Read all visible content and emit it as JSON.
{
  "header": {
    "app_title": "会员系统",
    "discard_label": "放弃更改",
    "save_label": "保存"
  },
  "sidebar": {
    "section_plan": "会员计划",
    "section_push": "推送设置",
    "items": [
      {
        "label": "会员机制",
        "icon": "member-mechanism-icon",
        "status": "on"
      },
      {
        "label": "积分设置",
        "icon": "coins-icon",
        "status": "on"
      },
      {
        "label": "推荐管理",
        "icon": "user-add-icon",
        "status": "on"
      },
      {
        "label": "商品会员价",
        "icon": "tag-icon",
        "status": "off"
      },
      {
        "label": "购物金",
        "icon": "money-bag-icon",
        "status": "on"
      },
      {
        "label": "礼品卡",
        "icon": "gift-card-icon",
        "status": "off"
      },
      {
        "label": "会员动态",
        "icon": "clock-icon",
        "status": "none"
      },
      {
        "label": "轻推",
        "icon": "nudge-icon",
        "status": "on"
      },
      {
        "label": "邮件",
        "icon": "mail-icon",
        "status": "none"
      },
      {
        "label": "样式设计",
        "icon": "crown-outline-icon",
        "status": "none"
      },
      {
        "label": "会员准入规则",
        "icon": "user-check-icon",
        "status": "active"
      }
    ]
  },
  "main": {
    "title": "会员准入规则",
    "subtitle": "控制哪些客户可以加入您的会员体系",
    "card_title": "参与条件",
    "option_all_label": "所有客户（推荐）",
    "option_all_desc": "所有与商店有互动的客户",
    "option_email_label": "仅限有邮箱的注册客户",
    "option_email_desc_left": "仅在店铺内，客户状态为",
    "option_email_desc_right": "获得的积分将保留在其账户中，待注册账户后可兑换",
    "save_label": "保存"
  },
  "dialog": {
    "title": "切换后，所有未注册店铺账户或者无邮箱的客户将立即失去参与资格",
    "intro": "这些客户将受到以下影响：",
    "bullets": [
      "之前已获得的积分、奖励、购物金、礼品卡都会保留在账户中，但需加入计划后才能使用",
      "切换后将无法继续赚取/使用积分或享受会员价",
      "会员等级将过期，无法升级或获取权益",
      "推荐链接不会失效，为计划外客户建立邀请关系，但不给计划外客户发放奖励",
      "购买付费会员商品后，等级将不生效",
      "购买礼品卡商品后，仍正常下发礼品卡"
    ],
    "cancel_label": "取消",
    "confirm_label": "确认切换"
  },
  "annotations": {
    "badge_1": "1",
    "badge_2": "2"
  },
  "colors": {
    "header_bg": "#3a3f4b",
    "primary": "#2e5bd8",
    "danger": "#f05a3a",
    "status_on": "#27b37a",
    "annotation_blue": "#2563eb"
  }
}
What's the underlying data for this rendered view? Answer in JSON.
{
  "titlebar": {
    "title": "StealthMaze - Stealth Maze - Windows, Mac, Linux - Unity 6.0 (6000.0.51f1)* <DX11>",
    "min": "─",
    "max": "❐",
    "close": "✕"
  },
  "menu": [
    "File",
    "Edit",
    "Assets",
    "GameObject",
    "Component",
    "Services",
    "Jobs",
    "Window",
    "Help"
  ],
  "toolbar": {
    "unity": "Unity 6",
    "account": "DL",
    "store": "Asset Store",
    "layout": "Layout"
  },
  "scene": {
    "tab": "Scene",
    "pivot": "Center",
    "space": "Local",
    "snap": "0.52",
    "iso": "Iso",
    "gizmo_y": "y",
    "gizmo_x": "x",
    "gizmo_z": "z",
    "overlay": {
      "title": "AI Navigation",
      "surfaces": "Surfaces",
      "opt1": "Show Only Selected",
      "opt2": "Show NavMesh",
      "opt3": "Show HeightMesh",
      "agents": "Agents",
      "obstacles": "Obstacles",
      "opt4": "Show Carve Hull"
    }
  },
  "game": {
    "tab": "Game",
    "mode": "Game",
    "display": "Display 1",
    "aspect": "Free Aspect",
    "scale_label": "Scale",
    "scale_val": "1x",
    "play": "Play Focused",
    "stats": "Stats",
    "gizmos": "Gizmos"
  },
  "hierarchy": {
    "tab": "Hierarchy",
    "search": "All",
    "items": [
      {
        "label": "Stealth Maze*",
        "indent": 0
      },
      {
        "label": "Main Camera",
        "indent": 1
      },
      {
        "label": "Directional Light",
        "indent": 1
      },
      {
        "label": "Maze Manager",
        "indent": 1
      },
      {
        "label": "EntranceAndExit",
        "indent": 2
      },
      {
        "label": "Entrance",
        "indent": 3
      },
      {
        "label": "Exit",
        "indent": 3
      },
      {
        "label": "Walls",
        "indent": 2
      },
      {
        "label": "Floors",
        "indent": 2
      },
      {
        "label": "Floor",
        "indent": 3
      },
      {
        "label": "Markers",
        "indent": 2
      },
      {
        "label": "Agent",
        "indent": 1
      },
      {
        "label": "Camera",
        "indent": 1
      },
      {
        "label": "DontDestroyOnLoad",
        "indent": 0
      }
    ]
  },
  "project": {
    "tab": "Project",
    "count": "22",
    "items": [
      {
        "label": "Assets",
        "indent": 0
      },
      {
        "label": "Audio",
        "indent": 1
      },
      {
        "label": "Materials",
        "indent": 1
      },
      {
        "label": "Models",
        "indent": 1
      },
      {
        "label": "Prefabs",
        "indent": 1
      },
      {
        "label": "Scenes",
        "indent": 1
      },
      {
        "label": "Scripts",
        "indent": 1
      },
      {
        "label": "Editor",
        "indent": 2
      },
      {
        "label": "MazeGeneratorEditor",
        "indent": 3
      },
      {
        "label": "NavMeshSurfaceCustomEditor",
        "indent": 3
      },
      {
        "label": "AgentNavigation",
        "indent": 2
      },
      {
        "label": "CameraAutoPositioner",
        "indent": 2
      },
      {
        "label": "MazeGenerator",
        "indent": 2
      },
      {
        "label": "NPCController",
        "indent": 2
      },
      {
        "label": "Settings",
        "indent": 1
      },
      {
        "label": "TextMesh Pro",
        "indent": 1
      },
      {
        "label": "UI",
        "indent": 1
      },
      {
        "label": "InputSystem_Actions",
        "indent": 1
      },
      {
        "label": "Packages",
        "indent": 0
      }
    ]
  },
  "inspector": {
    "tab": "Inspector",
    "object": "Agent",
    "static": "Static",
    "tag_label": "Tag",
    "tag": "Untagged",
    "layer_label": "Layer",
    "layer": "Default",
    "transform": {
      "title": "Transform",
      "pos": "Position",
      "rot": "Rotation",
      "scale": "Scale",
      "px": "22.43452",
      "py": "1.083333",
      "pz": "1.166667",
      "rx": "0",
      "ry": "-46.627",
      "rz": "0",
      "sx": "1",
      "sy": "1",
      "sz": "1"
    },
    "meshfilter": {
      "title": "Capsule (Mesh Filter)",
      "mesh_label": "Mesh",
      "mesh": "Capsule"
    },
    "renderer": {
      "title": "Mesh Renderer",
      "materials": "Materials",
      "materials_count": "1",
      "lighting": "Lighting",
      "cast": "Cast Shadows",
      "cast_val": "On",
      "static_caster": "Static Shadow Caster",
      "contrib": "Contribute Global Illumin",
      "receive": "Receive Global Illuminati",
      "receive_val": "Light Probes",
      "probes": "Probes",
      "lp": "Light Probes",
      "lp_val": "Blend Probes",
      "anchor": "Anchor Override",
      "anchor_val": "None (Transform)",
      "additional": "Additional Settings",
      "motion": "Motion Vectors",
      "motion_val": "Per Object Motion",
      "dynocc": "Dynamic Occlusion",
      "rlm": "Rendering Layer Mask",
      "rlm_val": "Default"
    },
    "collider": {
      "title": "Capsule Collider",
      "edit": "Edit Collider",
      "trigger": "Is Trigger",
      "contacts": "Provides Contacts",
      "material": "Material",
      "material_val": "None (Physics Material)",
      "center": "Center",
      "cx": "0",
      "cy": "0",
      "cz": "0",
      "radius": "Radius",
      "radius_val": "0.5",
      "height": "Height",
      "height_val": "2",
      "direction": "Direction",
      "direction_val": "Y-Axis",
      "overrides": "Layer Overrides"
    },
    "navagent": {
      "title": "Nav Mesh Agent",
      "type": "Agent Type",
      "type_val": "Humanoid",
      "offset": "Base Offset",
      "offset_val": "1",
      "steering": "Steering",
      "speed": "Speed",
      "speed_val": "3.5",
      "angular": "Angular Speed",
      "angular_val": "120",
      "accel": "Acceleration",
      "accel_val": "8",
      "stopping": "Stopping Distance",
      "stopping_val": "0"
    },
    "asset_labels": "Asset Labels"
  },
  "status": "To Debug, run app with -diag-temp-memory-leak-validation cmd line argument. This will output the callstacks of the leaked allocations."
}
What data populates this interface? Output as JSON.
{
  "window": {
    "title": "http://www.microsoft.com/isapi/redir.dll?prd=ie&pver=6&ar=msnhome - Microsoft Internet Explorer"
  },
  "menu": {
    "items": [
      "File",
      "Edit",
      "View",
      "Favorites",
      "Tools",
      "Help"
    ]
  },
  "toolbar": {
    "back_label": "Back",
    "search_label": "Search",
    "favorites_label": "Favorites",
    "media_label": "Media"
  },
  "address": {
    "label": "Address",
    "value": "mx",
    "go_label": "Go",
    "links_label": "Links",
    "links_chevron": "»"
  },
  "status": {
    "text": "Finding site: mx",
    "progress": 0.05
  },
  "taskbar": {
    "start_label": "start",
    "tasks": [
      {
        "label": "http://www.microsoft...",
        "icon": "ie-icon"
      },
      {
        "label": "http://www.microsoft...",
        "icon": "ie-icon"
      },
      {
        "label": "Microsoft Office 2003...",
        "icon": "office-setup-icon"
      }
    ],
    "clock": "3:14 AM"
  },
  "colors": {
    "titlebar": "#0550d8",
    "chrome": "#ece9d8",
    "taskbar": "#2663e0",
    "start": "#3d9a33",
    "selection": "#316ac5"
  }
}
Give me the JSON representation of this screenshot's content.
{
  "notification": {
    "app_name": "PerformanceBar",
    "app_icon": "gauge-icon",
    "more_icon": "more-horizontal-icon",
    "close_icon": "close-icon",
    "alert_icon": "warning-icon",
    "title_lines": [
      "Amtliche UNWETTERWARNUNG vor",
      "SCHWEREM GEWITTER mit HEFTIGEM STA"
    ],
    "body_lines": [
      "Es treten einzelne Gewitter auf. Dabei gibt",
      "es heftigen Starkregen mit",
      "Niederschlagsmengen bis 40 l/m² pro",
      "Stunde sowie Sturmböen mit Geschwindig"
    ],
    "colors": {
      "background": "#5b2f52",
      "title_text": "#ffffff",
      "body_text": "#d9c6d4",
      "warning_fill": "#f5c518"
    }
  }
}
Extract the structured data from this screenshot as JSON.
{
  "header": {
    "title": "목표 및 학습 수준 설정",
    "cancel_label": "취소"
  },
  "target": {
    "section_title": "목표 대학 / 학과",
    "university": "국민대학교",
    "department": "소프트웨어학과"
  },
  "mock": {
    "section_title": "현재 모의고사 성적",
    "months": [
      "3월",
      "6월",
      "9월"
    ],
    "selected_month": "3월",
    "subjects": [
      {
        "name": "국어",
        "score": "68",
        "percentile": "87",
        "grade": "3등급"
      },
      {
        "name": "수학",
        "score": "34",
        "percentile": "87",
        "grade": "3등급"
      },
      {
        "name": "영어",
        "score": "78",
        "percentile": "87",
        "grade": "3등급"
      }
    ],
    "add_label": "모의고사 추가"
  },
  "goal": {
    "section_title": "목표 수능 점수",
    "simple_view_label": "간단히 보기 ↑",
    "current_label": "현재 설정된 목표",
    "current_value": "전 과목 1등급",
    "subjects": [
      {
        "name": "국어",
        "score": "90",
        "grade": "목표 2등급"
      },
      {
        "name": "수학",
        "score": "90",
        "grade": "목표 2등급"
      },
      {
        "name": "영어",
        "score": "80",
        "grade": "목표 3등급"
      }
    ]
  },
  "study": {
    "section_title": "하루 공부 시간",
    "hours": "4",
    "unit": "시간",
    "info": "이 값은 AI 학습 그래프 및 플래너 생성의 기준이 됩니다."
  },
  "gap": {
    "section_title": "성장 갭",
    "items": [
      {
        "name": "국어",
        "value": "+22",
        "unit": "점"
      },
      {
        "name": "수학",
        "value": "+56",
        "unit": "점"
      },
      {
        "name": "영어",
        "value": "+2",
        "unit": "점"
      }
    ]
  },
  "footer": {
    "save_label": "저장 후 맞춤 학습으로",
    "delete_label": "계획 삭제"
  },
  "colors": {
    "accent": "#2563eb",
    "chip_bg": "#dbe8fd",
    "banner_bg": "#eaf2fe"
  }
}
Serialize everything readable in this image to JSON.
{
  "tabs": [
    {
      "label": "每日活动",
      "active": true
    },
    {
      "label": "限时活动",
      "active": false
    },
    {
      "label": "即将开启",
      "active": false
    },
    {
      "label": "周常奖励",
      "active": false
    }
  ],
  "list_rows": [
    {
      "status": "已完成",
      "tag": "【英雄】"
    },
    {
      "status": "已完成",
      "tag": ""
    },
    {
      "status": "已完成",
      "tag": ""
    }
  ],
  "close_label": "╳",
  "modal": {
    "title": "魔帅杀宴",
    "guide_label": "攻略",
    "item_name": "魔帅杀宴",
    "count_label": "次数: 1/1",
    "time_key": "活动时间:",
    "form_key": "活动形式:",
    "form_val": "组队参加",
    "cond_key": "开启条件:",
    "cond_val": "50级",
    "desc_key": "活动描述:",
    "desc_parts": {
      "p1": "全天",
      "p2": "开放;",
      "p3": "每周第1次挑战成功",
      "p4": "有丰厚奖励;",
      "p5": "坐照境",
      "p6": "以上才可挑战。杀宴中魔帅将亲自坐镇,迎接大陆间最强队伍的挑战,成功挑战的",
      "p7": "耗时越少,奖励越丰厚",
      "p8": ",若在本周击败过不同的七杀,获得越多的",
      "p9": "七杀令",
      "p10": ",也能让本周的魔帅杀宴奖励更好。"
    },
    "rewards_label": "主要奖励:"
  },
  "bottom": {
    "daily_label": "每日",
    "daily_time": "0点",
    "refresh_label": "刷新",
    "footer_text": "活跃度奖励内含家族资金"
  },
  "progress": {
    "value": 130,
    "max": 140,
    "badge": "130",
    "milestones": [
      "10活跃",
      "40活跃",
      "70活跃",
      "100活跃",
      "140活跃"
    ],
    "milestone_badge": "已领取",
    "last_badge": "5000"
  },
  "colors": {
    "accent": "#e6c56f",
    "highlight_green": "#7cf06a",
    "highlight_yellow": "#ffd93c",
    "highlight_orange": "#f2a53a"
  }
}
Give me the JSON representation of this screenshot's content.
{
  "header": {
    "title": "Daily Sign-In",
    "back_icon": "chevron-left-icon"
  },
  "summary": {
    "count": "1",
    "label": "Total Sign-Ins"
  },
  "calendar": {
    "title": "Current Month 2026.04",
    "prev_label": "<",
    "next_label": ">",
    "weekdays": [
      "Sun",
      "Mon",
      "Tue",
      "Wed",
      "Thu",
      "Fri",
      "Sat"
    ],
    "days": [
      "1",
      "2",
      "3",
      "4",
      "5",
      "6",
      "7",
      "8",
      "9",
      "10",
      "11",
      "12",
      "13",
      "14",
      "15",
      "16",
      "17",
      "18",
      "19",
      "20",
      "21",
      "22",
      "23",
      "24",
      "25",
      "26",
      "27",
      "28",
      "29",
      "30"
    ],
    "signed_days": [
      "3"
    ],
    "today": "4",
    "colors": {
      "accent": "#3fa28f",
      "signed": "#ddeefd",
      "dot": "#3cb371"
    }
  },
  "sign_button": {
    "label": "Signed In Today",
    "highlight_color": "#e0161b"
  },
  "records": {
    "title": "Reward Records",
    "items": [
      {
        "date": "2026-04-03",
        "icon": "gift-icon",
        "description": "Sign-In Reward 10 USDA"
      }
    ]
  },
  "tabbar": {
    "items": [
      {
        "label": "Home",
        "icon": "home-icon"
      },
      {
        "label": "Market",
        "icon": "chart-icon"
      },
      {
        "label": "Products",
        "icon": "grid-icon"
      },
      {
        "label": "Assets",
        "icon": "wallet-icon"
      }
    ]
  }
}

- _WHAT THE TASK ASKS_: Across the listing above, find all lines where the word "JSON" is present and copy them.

- _FINISHED TASK_:
Read all visible content and emit it as JSON.
What's the underlying data for this rendered view? Answer in JSON.
What data populates this interface? Output as JSON.
Give me the JSON representation of this screenshot's content.
Extract the structured data from this screenshot as JSON.
Serialize everything readable in this image to JSON.
Give me the JSON representation of this screenshot's content.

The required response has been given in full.